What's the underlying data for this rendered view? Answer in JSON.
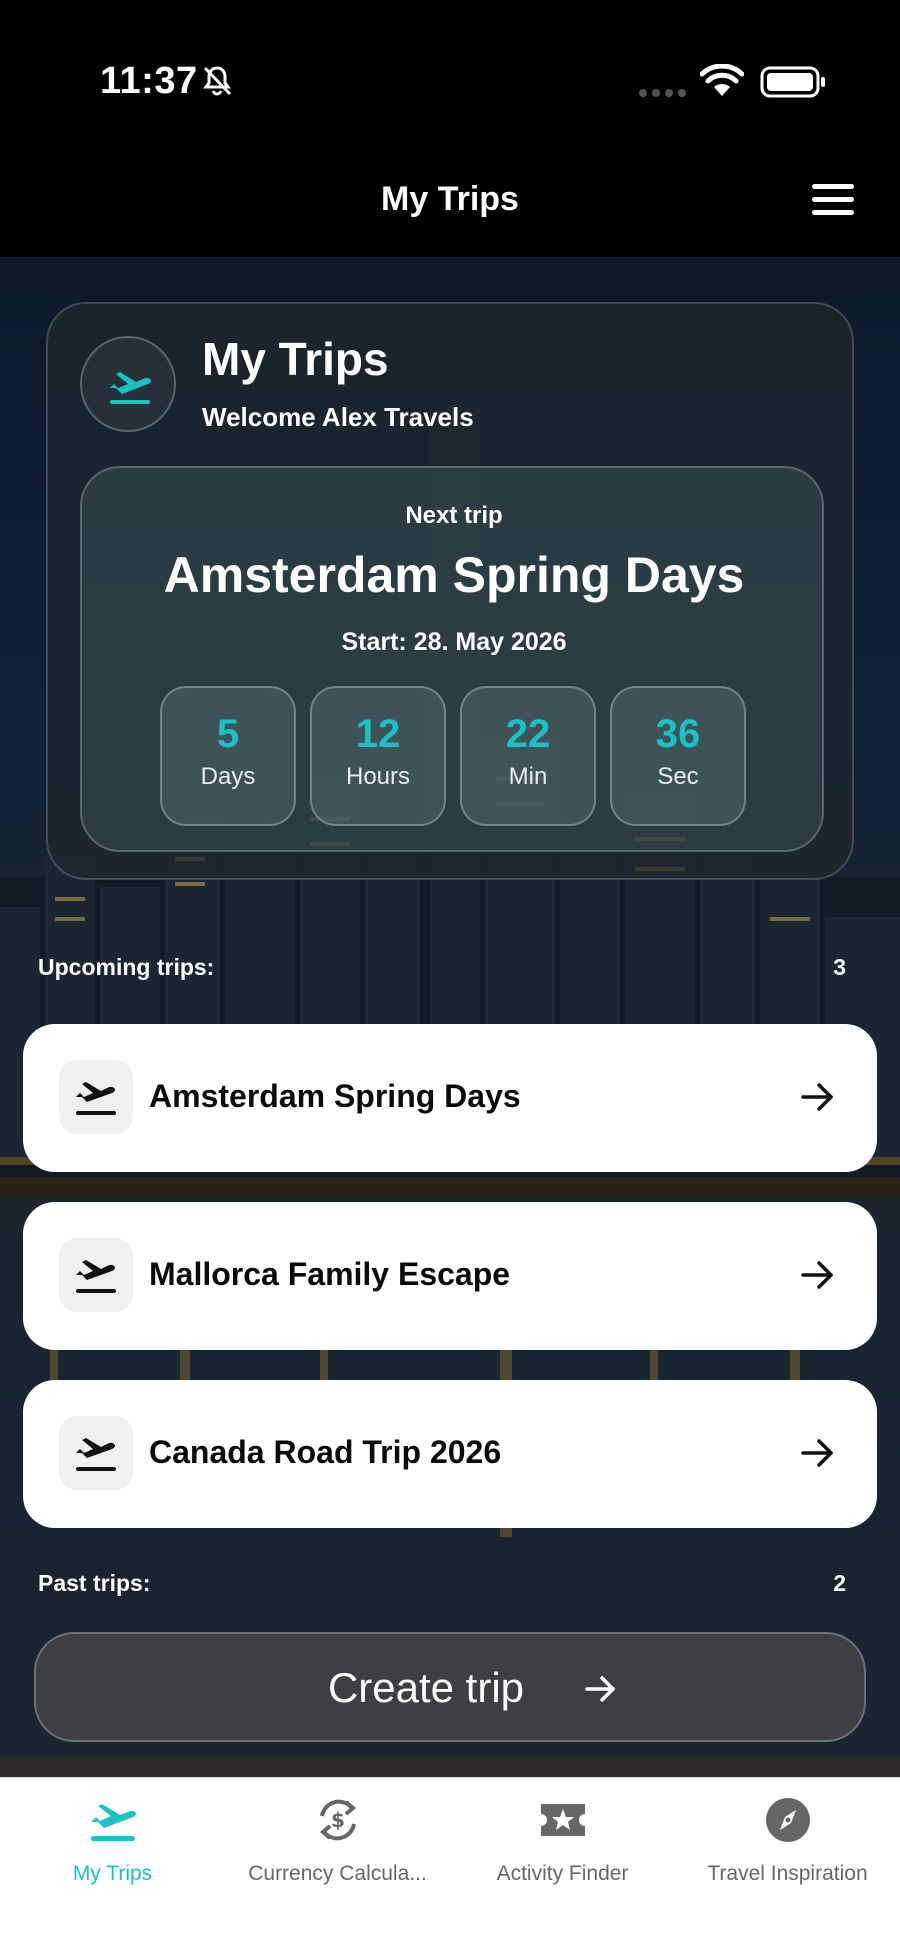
{
  "status_bar": {
    "time": "11:37"
  },
  "nav": {
    "title": "My Trips"
  },
  "hero": {
    "title": "My Trips",
    "welcome": "Welcome Alex Travels",
    "next_trip": {
      "label": "Next trip",
      "name": "Amsterdam Spring Days",
      "start": "Start: 28. May 2026",
      "countdown": [
        {
          "value": "5",
          "unit": "Days"
        },
        {
          "value": "12",
          "unit": "Hours"
        },
        {
          "value": "22",
          "unit": "Min"
        },
        {
          "value": "36",
          "unit": "Sec"
        }
      ]
    }
  },
  "upcoming": {
    "label": "Upcoming trips:",
    "count": "3",
    "trips": [
      {
        "name": "Amsterdam Spring Days"
      },
      {
        "name": "Mallorca Family Escape"
      },
      {
        "name": "Canada Road Trip 2026"
      }
    ]
  },
  "past": {
    "label": "Past trips:",
    "count": "2"
  },
  "create_button": {
    "label": "Create trip"
  },
  "tabs": [
    {
      "label": "My Trips",
      "icon": "plane-takeoff-icon",
      "active": true
    },
    {
      "label": "Currency Calcula...",
      "icon": "currency-exchange-icon",
      "active": false
    },
    {
      "label": "Activity Finder",
      "icon": "ticket-star-icon",
      "active": false
    },
    {
      "label": "Travel Inspiration",
      "icon": "compass-icon",
      "active": false
    }
  ],
  "colors": {
    "accent": "#19c2c4",
    "card": "#ffffff",
    "tab_inactive": "#666666"
  }
}
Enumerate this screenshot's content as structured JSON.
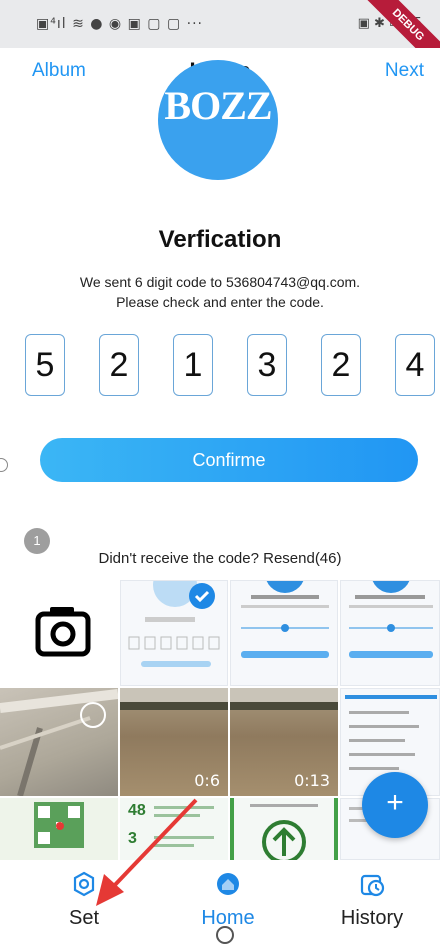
{
  "status_bar": {
    "left_icons": "▣⁴ıl ≋ ● ◉ ▣ ▢ ▢ ···",
    "right_icons": "▣ ✱ ▭ 15",
    "debug_label": "DEBUG"
  },
  "nav": {
    "left": "Album",
    "title": "Home",
    "right": "Next"
  },
  "logo": {
    "text": "BOZZ"
  },
  "verification": {
    "title": "Verfication",
    "line1": "We sent 6 digit code to 536804743@qq.com.",
    "line2": "Please check and enter the code.",
    "digits": [
      "5",
      "2",
      "1",
      "3",
      "2",
      "4"
    ],
    "confirm_label": "Confirme",
    "step": "1",
    "resend": "Didn't receive the code? Resend(46)"
  },
  "gallery": {
    "durations": [
      "0:6",
      "0:13"
    ],
    "stats": [
      "48",
      "3"
    ]
  },
  "fab": {
    "label": "+"
  },
  "bottom_nav": [
    {
      "label": "Set",
      "icon": "hexagon-settings-icon"
    },
    {
      "label": "Home",
      "icon": "home-icon"
    },
    {
      "label": "History",
      "icon": "history-clock-icon"
    }
  ],
  "colors": {
    "accent": "#2196f3",
    "fab": "#1e88e5",
    "annotation_arrow": "#e53935"
  }
}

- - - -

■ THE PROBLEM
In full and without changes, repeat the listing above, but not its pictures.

■ YOUR RESPONSE
What's the underlying data for this rendered view? Answer in JSON.
{
  "status_bar": {
    "time": "11:37"
  },
  "nav": {
    "title": "My Trips"
  },
  "hero": {
    "title": "My Trips",
    "welcome": "Welcome Alex Travels",
    "next_trip": {
      "label": "Next trip",
      "name": "Amsterdam Spring Days",
      "start": "Start: 28. May 2026",
      "countdown": [
        {
          "value": "5",
          "unit": "Days"
        },
        {
          "value": "12",
          "unit": "Hours"
        },
        {
          "value": "22",
          "unit": "Min"
        },
        {
          "value": "36",
          "unit": "Sec"
        }
      ]
    }
  },
  "upcoming": {
    "label": "Upcoming trips:",
    "count": "3",
    "trips": [
      {
        "name": "Amsterdam Spring Days"
      },
      {
        "name": "Mallorca Family Escape"
      },
      {
        "name": "Canada Road Trip 2026"
      }
    ]
  },
  "past": {
    "label": "Past trips:",
    "count": "2"
  },
  "create_button": {
    "label": "Create trip"
  },
  "tabs": [
    {
      "label": "My Trips",
      "icon": "plane-takeoff-icon",
      "active": true
    },
    {
      "label": "Currency Calcula...",
      "icon": "currency-exchange-icon",
      "active": false
    },
    {
      "label": "Activity Finder",
      "icon": "ticket-star-icon",
      "active": false
    },
    {
      "label": "Travel Inspiration",
      "icon": "compass-icon",
      "active": false
    }
  ],
  "colors": {
    "accent": "#19c2c4",
    "card": "#ffffff",
    "tab_inactive": "#666666"
  }
}
Enumerate this screenshot's content as structured JSON.
{
  "status_bar": {
    "left_icons": "▣⁴ıl ≋ ● ◉ ▣ ▢ ▢ ···",
    "right_icons": "▣ ✱ ▭ 15",
    "debug_label": "DEBUG"
  },
  "nav": {
    "left": "Album",
    "title": "Home",
    "right": "Next"
  },
  "logo": {
    "text": "BOZZ"
  },
  "verification": {
    "title": "Verfication",
    "line1": "We sent 6 digit code to 536804743@qq.com.",
    "line2": "Please check and enter the code.",
    "digits": [
      "5",
      "2",
      "1",
      "3",
      "2",
      "4"
    ],
    "confirm_label": "Confirme",
    "step": "1",
    "resend": "Didn't receive the code? Resend(46)"
  },
  "gallery": {
    "durations": [
      "0:6",
      "0:13"
    ],
    "stats": [
      "48",
      "3"
    ]
  },
  "fab": {
    "label": "+"
  },
  "bottom_nav": [
    {
      "label": "Set",
      "icon": "hexagon-settings-icon"
    },
    {
      "label": "Home",
      "icon": "home-icon"
    },
    {
      "label": "History",
      "icon": "history-clock-icon"
    }
  ],
  "colors": {
    "accent": "#2196f3",
    "fab": "#1e88e5",
    "annotation_arrow": "#e53935"
  }
}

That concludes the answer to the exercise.